WORK ITEM:
The lines wanted are those in the data below that include "this".

SUPPLIED RECORDS:
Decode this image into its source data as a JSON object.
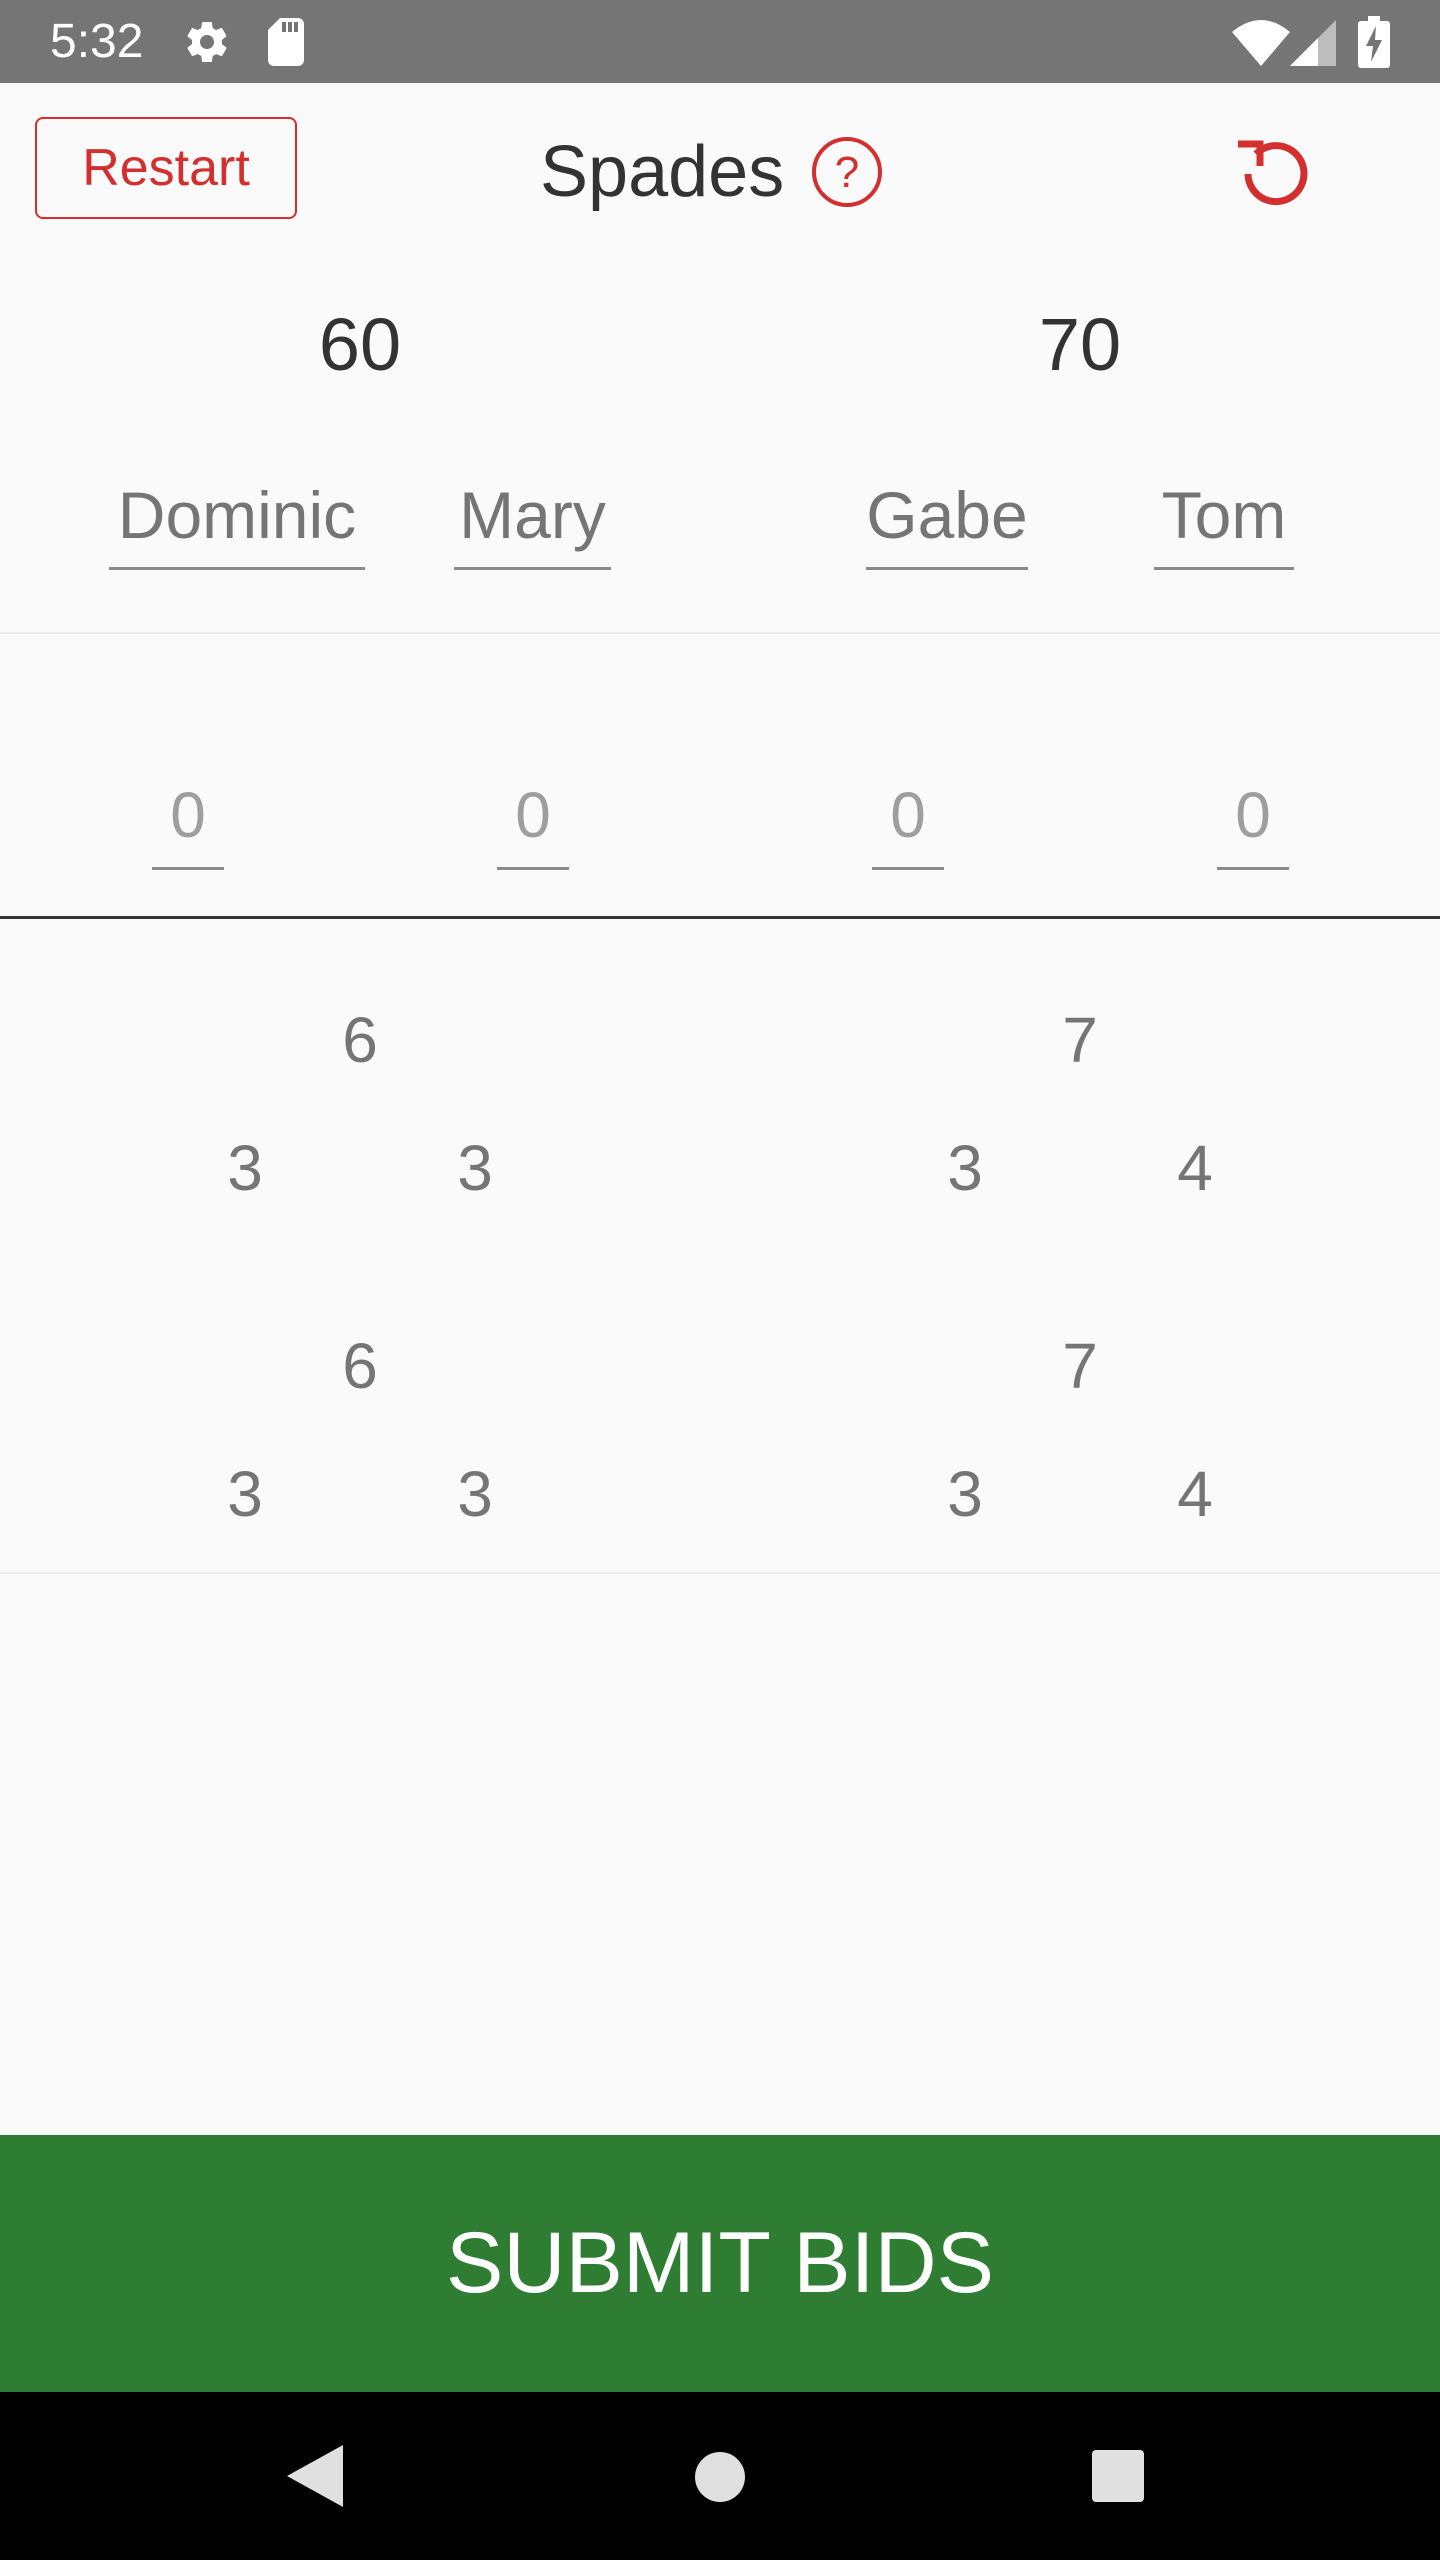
{
  "status_bar": {
    "time": "5:32",
    "icons": [
      "gear-icon",
      "sd-card-icon",
      "wifi-icon",
      "signal-icon",
      "battery-charging-icon"
    ]
  },
  "header": {
    "restart_label": "Restart",
    "title": "Spades",
    "help_icon": "help-circle-icon",
    "undo_icon": "undo-icon"
  },
  "teams": [
    {
      "score": "60",
      "players": [
        "Dominic",
        "Mary"
      ]
    },
    {
      "score": "70",
      "players": [
        "Gabe",
        "Tom"
      ]
    }
  ],
  "bids": [
    "0",
    "0",
    "0",
    "0"
  ],
  "rounds": [
    {
      "team1_total": "6",
      "team1_players": [
        "3",
        "3"
      ],
      "team2_total": "7",
      "team2_players": [
        "3",
        "4"
      ]
    },
    {
      "team1_total": "6",
      "team1_players": [
        "3",
        "3"
      ],
      "team2_total": "7",
      "team2_players": [
        "3",
        "4"
      ]
    }
  ],
  "submit_label": "SUBMIT BIDS",
  "colors": {
    "accent_red": "#d32f2f",
    "submit_green": "#2e7d32",
    "status_bar": "#757575"
  }
}
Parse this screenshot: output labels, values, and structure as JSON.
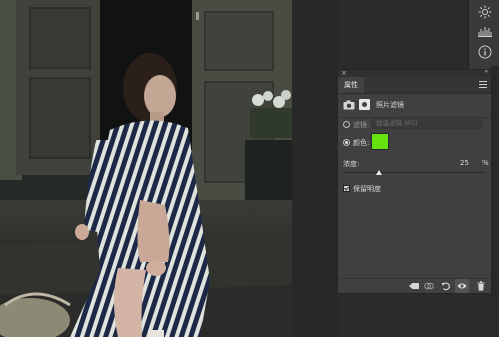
{
  "panel": {
    "close_glyph": "×",
    "collapse_glyph": "»",
    "tab_label": "属性",
    "header_title": "照片滤镜",
    "filter_label": "滤镜:",
    "filter_value": "加温滤镜 (85)",
    "color_label": "颜色:",
    "color_value": "#66e20f",
    "density_label": "浓度:",
    "density_value": "25",
    "density_unit": "%",
    "density_percent": 25,
    "preserve_label": "保留明度",
    "preserve_checked": true
  },
  "icons": {
    "dock": [
      "sun-icon",
      "levels-icon",
      "info-icon"
    ],
    "panel_header": [
      "camera-icon",
      "mask-icon"
    ],
    "panel_bottom": [
      "clip-to-layer-icon",
      "view-previous-state-icon",
      "reset-icon",
      "visibility-eye-icon",
      "delete-trash-icon"
    ]
  },
  "colors": {
    "panel_bg": "#404040",
    "app_bg": "#2b2b2b",
    "swatch": "#66e20f"
  }
}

EXERCISE OUTPUT:
Decode this image into its source data as a JSON object.
Parse this screenshot: output labels, values, and structure as JSON.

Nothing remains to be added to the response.